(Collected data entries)

· · ·

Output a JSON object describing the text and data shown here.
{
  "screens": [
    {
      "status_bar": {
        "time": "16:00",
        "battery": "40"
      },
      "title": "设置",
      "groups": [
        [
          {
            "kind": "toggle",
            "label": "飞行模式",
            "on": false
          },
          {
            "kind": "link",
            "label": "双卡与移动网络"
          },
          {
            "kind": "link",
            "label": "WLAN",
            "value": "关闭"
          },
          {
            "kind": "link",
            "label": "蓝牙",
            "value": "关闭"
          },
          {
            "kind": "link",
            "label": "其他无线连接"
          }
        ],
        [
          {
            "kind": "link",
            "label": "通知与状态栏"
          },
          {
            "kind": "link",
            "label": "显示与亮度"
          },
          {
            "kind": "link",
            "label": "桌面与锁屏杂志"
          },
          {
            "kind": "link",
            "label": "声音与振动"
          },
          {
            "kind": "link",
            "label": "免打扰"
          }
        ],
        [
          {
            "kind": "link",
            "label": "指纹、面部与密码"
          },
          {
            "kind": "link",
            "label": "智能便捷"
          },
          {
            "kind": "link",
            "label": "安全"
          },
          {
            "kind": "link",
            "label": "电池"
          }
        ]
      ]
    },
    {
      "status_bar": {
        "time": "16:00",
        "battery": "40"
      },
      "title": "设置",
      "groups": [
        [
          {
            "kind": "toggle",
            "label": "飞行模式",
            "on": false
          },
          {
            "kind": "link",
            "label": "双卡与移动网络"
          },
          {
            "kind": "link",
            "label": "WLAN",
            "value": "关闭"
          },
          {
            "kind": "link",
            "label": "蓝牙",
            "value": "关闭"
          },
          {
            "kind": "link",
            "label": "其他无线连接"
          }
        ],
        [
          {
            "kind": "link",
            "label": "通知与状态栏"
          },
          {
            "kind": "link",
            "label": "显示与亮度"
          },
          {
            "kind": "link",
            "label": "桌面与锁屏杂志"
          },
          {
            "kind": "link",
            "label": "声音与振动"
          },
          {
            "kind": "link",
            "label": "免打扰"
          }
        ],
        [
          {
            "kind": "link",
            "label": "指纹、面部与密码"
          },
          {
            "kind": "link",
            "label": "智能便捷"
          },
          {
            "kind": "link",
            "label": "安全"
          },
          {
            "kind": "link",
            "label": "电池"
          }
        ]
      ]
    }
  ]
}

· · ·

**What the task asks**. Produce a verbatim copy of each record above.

**Exercise answer**.
Output a JSON object describing the text and data shown here.
{
  "screens": [
    {
      "status_bar": {
        "time": "16:00",
        "battery": "40"
      },
      "title": "设置",
      "groups": [
        [
          {
            "kind": "toggle",
            "label": "飞行模式",
            "on": false
          },
          {
            "kind": "link",
            "label": "双卡与移动网络"
          },
          {
            "kind": "link",
            "label": "WLAN",
            "value": "关闭"
          },
          {
            "kind": "link",
            "label": "蓝牙",
            "value": "关闭"
          },
          {
            "kind": "link",
            "label": "其他无线连接"
          }
        ],
        [
          {
            "kind": "link",
            "label": "通知与状态栏"
          },
          {
            "kind": "link",
            "label": "显示与亮度"
          },
          {
            "kind": "link",
            "label": "桌面与锁屏杂志"
          },
          {
            "kind": "link",
            "label": "声音与振动"
          },
          {
            "kind": "link",
            "label": "免打扰"
          }
        ],
        [
          {
            "kind": "link",
            "label": "指纹、面部与密码"
          },
          {
            "kind": "link",
            "label": "智能便捷"
          },
          {
            "kind": "link",
            "label": "安全"
          },
          {
            "kind": "link",
            "label": "电池"
          }
        ]
      ]
    },
    {
      "status_bar": {
        "time": "16:00",
        "battery": "40"
      },
      "title": "设置",
      "groups": [
        [
          {
            "kind": "toggle",
            "label": "飞行模式",
            "on": false
          },
          {
            "kind": "link",
            "label": "双卡与移动网络"
          },
          {
            "kind": "link",
            "label": "WLAN",
            "value": "关闭"
          },
          {
            "kind": "link",
            "label": "蓝牙",
            "value": "关闭"
          },
          {
            "kind": "link",
            "label": "其他无线连接"
          }
        ],
        [
          {
            "kind": "link",
            "label": "通知与状态栏"
          },
          {
            "kind": "link",
            "label": "显示与亮度"
          },
          {
            "kind": "link",
            "label": "桌面与锁屏杂志"
          },
          {
            "kind": "link",
            "label": "声音与振动"
          },
          {
            "kind": "link",
            "label": "免打扰"
          }
        ],
        [
          {
            "kind": "link",
            "label": "指纹、面部与密码"
          },
          {
            "kind": "link",
            "label": "智能便捷"
          },
          {
            "kind": "link",
            "label": "安全"
          },
          {
            "kind": "link",
            "label": "电池"
          }
        ]
      ]
    }
  ]
}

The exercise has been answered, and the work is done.